The true growth potential of robotic kitchen chefs has been laid bare after a US firm behind an automatic pizza concept received an investment that values the business at an astonishing £1.25 billion (£952m).
Robotics firm Zume, whose systems prep and bake pizzas, has reportedly just raised $375m (£286m) from Japanese bank Softbank and it is thought that another investor could be looking at injecting a similar amount.
Zume has not commented on the situation, except to confirm that it recently closed a round of funding to “support our growth and hiring”.
The business was started three years ago and uses robotics, automation and mobile kitchen technologies to produce food. It also runs a business that uses delivery trucks with onboard kitchens.
US technology website TechCrunch reported that Zume created a larger umbrella company earlier this year to house Zume Pizza, now a subsidiary of Zume. It is thought the move reflects its desire to expand beyond pizza and license its technology to restaurants looking to deploy food trucks.
“Pizza was our prototype,” Zume CEO Alex Garden told the publication. “There’s no reason why this technology wouldn’t work for any restaurant or any food category. Any restaurant who wants to adopt our system can now easily do that. They don’t have to be experts in technology or appliance manufacturing. They can just be restaurateurs, who have a more flexible offering for customers.”
In June, Zume announced the launch of ‘Vincenzo’, its smartest and most precise food robot to date. It can recognise when a pizza crust hits peak par bake perfection before strategically taking out each crust from the kitchen’s 800°C oven and moving it into a 1.25-inch, 27 shelved pizza rack.
It leverages its six-axis mobility, speed and accuracy to index one of these shelves, filling four separate racks at a time.

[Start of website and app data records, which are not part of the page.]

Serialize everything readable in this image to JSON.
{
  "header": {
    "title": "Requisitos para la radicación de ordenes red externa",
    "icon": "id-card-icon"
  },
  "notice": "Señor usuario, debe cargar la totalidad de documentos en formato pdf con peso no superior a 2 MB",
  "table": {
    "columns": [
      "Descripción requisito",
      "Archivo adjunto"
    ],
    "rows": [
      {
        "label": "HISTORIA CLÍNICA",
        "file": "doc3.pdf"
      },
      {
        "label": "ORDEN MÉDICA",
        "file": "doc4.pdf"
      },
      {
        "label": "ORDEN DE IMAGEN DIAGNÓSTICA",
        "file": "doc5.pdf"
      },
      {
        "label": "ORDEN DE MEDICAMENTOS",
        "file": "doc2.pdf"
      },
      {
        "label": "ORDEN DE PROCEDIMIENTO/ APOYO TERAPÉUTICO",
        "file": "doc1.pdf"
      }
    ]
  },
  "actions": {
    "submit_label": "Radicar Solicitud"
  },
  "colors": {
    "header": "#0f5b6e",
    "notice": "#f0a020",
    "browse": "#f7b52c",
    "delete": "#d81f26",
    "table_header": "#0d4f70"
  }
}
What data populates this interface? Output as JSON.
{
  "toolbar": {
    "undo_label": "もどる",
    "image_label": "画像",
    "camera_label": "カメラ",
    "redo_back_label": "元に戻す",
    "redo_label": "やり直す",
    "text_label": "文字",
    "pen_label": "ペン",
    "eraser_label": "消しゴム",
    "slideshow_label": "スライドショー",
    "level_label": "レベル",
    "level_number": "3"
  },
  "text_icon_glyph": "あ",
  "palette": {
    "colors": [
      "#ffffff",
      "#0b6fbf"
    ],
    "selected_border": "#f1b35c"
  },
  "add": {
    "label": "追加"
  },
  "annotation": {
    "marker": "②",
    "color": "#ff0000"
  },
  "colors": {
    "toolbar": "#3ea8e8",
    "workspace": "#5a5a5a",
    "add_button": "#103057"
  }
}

Without tearing the dough or dropping toppings, it can fill an entire pizza rack within four and a half minutes.
The robot bases its decisions on Zume Pizza’s proprietary predictive analytics to recognise which pizza corresponds with each rack slot.
Zume claims the use of “human-centric automation” makes its kitchen among the safest in the world, citing statistics that claim one-third of occupational burns occur in restaurants.
Zume also partnered with foodservice equipment manufacturer Welbilt this year in a move that has allowed it to launch the second-generation of its Food Delivery Vehicles equipped with hyper-efficient, customisable foodservice appliances.
Unlike traditional food trucks and delivery vehicles, which cannot cook while moving, Zume optimises the baking and delivery process to ensure a customer’s meal is delivered at peak freshness.
To make this happen, Zume predicts what customers will order and when, so that the Food Delivery Vehicles are optimised to cook and arrive at the delivery location without using chemical stabilsers to preserve food.
Zume’s latest trucks are powered with six high-efficiency ovens, which can bake 120 pizzas per hour. Welbilt has pledged to create solutions that incorporate a significant portion of its portfolio of custom-built appliances into the vehicles, including products such as steamers, griddles and broilers.
There is considerable activity taking place around the topic of automated kitchens at the moment.
French start-up EKIM is working with Universal Robots on a pizza-making robot called ‘PAZZI’, which is capable of making up to 10 pizzas simultaneously from nearly 5 million recipe combinations on a 24-hour basis. It intends to launch a raft of sites in 2019.
And Pizza Hut has teamed up with Toyota on a new venture that will see robotic chefs prepare and cook pizza from the inside of converted Tundra SR5 pick-up trucks.